**Dataset records**
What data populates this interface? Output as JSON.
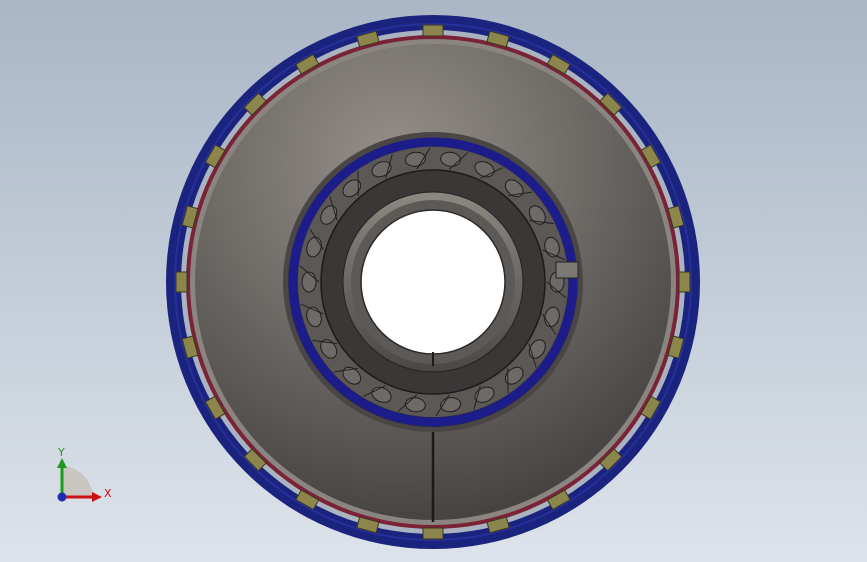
{
  "triad": {
    "x_label": "X",
    "y_label": "Y"
  },
  "colors": {
    "background_top": "#a9b6c6",
    "background_bottom": "#dde3ea",
    "outer_ring": "#1a237e",
    "red_band": "#7a2236",
    "face": "#6e6a66",
    "olive_block": "#8c864c",
    "inner_ring": "#1c1c8a",
    "bore": "#ffffff",
    "x_axis": "#cc1111",
    "y_axis": "#1f9a1f",
    "z_axis": "#1a2bb0"
  },
  "icons": {
    "triad": "coordinate-triad-icon"
  }
}
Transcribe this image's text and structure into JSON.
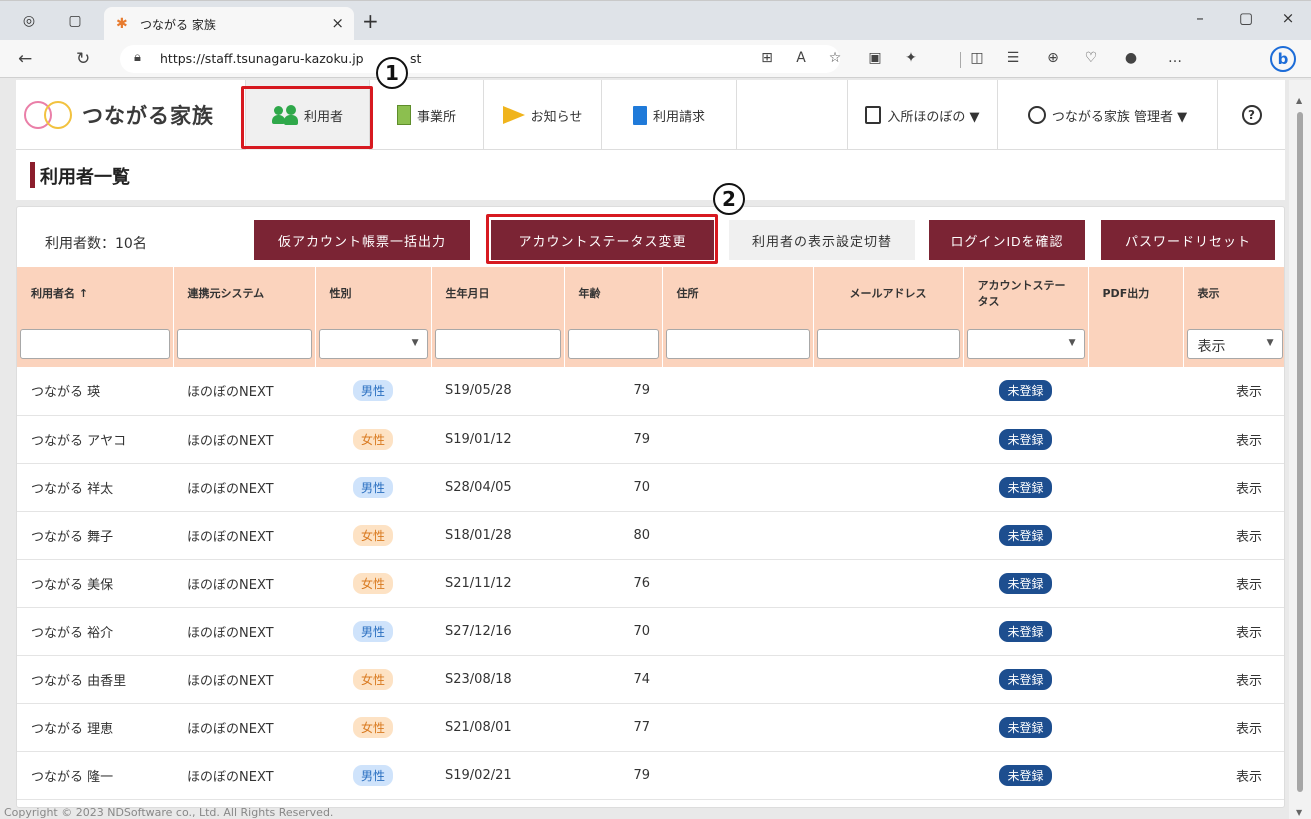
{
  "browser": {
    "tab_title": "つながる 家族",
    "tab_close": "×",
    "new_tab": "+",
    "url": "https://staff.tsunagaru-kazoku.jp",
    "url_tail": "st",
    "window": {
      "minimize": "–",
      "maximize": "▢",
      "close": "×"
    }
  },
  "app": {
    "logo_text": "つながる家族",
    "nav": {
      "users": "利用者",
      "offices": "事業所",
      "notices": "お知らせ",
      "billing": "利用請求",
      "facility": "入所ほのぼの ▼",
      "account": "つながる家族 管理者 ▼",
      "help": "?"
    },
    "callouts": {
      "one": "1",
      "two": "2"
    }
  },
  "page": {
    "title": "利用者一覧",
    "count": "利用者数：10名",
    "buttons": {
      "temp_account_output": "仮アカウント帳票一括出力",
      "account_status_change": "アカウントステータス変更",
      "display_toggle": "利用者の表示設定切替",
      "check_login": "ログインIDを確認",
      "password_reset": "パスワードリセット"
    },
    "columns": {
      "name": "利用者名 ↑",
      "system": "連携元システム",
      "gender": "性別",
      "birth": "生年月日",
      "age": "年齢",
      "address": "住所",
      "email": "メールアドレス",
      "status": "アカウントステータス",
      "pdf": "PDF出力",
      "display": "表示"
    },
    "filter_display_value": "表示",
    "rows": [
      {
        "name": "つながる 瑛",
        "system": "ほのぼのNEXT",
        "gender": "男性",
        "gtype": "male",
        "birth": "S19/05/28",
        "age": "79",
        "status": "未登録",
        "display": "表示"
      },
      {
        "name": "つながる アヤコ",
        "system": "ほのぼのNEXT",
        "gender": "女性",
        "gtype": "female",
        "birth": "S19/01/12",
        "age": "79",
        "status": "未登録",
        "display": "表示"
      },
      {
        "name": "つながる 祥太",
        "system": "ほのぼのNEXT",
        "gender": "男性",
        "gtype": "male",
        "birth": "S28/04/05",
        "age": "70",
        "status": "未登録",
        "display": "表示"
      },
      {
        "name": "つながる 舞子",
        "system": "ほのぼのNEXT",
        "gender": "女性",
        "gtype": "female",
        "birth": "S18/01/28",
        "age": "80",
        "status": "未登録",
        "display": "表示"
      },
      {
        "name": "つながる 美保",
        "system": "ほのぼのNEXT",
        "gender": "女性",
        "gtype": "female",
        "birth": "S21/11/12",
        "age": "76",
        "status": "未登録",
        "display": "表示"
      },
      {
        "name": "つながる 裕介",
        "system": "ほのぼのNEXT",
        "gender": "男性",
        "gtype": "male",
        "birth": "S27/12/16",
        "age": "70",
        "status": "未登録",
        "display": "表示"
      },
      {
        "name": "つながる 由香里",
        "system": "ほのぼのNEXT",
        "gender": "女性",
        "gtype": "female",
        "birth": "S23/08/18",
        "age": "74",
        "status": "未登録",
        "display": "表示"
      },
      {
        "name": "つながる 理恵",
        "system": "ほのぼのNEXT",
        "gender": "女性",
        "gtype": "female",
        "birth": "S21/08/01",
        "age": "77",
        "status": "未登録",
        "display": "表示"
      },
      {
        "name": "つながる 隆一",
        "system": "ほのぼのNEXT",
        "gender": "男性",
        "gtype": "male",
        "birth": "S19/02/21",
        "age": "79",
        "status": "未登録",
        "display": "表示"
      }
    ]
  },
  "footer": "Copyright © 2023 NDSoftware co., Ltd. All Rights Reserved.",
  "colors": {
    "accent": "#7b2434",
    "header_bg": "#fbd3bd",
    "status_badge": "#1d4e8f",
    "highlight": "#d71920"
  }
}
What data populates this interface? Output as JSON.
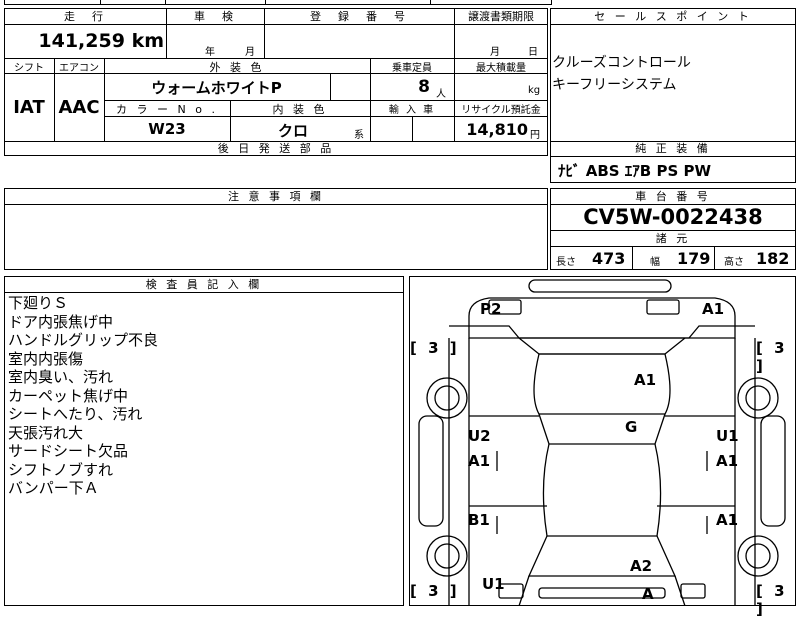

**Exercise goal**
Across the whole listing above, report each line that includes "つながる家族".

**Output below**
    "logo_text": "つながる家族",
      "account": "つながる家族 管理者 ▼",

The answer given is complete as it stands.